Washi paper, ink, thread, piano wire
7'h x 8'w x 1/2'd
I became interested in antique, silver-plated housewares that are nowadays rarely used at home. Their skin of silver is hard to sustain, and their core materials have no market value. But they do perform as ghostly reminders of the social status of women past – a lifestyle once preferred, but now largely left behind. Commonly maintained by female family members, they have become a symbol of the women who cherished them to own, use and care for. Some are still held by the family, eliciting memories of beloved ancestors. Some languish in antique stores, the previous owners anonymous and forgotten.

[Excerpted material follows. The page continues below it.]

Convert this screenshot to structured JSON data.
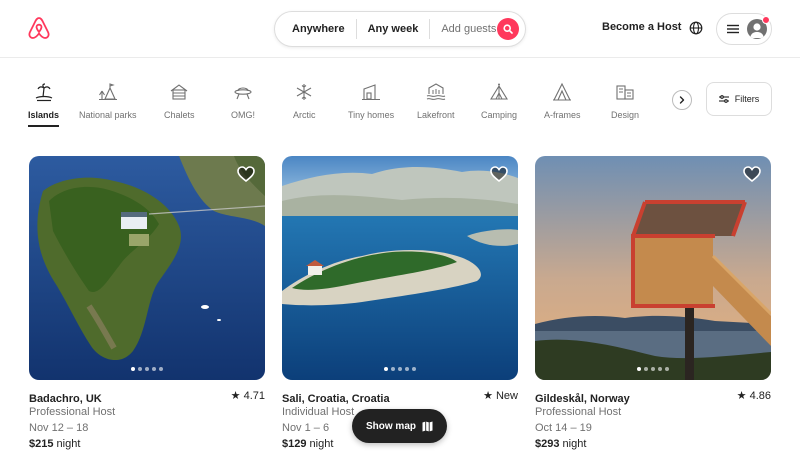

Objects exist for decades, centuries or even millennia. Their functions transform over time from utilitarian to symbolic, from direct use by their owners to a ritual, indirect use. Despite their inanimate existence they stipulate a sense of space and time with their tactile and visual sensations. I am attracted to their quiet, flexible but robust presence. Objects are loaded with their stories and functions as well as the trace of hands that have touched them.